will undertake the benchmarking process identified. Organizations are encouraged to adopt the
Code from now on; the initiative expects that the first Benchmarking process will take place in 2009.
The Seven Principles of the Responsible Nano Code
These seven Principles form the basis of the Responsible Nano Code. As the Code is designed for adoption
by organizations involved in the research, development, manufacturing, retailing, disposal and recycling of
products using nanotechnologies, it is likely that some Principles may have more relevance to certain
organizations than others.
Principle One – Board Accountability
Each organization shall ensure that accountability for guiding and managing its involvement with nanotechnologies resides with
the Board or is delegated to an appropriate senior executive or committee.
Principle Two – Stakeholder Involvement
Each organization shall identify its nanotechnology stakeholders, proactively engage with them and be responsive to their views.
Principle Three – Worker Health & Safety
Each organization shall ensure high standards of occupational health and safety for its workers handling nano-materials and
nano-enabled products. It shall also consider occupational health and safety issues for workers at other stages of the product
Principle Four – Public Health, Safety & Environmental Risks
Each Organization shall carry out thorough risk assessments and minimize any potential public health, safety or environmental

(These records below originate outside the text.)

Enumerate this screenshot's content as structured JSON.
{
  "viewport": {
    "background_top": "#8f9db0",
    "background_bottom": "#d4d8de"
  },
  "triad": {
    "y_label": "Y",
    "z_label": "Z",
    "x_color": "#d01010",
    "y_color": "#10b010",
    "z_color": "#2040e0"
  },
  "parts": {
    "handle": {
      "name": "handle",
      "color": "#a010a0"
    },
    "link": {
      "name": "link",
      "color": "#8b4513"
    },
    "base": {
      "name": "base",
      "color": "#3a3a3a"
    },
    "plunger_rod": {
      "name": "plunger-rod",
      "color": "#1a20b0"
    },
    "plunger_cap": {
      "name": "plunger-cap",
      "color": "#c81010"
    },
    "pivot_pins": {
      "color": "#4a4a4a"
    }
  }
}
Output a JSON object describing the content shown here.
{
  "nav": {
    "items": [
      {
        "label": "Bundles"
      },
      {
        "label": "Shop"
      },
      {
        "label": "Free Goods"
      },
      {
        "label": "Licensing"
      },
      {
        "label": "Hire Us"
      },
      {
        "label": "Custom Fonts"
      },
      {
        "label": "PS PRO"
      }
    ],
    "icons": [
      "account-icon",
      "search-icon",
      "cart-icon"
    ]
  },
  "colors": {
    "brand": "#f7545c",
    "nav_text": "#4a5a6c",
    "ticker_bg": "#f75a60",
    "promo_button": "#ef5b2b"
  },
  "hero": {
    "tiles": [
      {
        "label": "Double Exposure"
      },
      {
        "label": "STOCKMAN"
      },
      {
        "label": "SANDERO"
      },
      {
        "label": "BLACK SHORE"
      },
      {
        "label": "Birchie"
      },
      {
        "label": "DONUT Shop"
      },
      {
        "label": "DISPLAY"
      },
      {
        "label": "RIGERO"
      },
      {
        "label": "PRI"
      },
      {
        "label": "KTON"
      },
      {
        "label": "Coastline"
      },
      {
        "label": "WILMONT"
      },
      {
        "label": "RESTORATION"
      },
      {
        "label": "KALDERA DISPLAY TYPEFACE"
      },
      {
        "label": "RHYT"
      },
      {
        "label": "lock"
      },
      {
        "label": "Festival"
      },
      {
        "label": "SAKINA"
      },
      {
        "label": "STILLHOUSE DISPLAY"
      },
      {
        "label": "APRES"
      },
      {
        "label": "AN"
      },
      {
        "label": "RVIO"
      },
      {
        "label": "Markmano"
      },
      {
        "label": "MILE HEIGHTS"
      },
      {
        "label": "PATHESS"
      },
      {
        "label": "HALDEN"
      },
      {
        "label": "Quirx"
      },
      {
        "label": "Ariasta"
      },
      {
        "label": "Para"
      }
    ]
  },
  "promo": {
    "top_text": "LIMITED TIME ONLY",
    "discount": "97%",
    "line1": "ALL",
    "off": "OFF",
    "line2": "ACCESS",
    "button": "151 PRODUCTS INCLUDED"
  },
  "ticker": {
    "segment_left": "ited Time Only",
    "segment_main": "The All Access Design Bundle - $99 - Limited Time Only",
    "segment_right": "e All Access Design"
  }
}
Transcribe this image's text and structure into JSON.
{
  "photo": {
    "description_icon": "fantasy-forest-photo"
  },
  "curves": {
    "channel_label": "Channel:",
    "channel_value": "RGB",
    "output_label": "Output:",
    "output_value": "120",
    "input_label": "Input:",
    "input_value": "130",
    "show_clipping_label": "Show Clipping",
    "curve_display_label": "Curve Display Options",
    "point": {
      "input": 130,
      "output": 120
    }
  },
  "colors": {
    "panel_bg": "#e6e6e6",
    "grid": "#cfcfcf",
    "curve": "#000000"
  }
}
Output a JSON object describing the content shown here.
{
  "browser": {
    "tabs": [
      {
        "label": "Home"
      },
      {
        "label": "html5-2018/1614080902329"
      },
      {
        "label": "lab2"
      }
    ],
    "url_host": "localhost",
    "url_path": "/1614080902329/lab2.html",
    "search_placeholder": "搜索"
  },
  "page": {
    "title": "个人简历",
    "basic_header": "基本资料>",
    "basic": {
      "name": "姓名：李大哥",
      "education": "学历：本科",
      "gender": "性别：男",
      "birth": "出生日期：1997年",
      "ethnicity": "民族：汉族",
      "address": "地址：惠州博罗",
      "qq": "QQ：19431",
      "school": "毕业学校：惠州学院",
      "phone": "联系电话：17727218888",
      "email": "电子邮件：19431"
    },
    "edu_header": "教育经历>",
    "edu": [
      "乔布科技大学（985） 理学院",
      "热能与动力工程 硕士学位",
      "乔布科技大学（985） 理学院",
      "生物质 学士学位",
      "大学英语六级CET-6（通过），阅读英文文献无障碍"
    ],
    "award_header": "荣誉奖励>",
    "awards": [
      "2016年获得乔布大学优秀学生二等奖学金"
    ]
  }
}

risks relating to its products using nanotechnologies. It shall also consider the public health, safety and environmental risks
throughout the product lifecycle.
Principle Five – Wider Social, Environmental, Health and Ethical Implications and Impacts
Each organization shall consider and contribute to addressing the wider social, environmental, health and ethical implications and
impacts of their involvement with nanotechnologies.
Principle Six – Engaging with Business Partners
Each organization shall engage proactively, openly and co-operatively with business partners to encourage and stimulate their
adoption of the Code.
Principle Seven – Transparency and Disclosure
Each organization shall be open and transparent about its involvement with and management of nanotechnologies and report
regularly and clearly on how it implements the Responsible Nano Code
For further information on the Responsible Nano Code see www.responsiblenanocode.org or contact Hilary Sutcliffe at Responsible
Futures on +44 (0) 207 520 9086 or email: firstname.lastname@example.org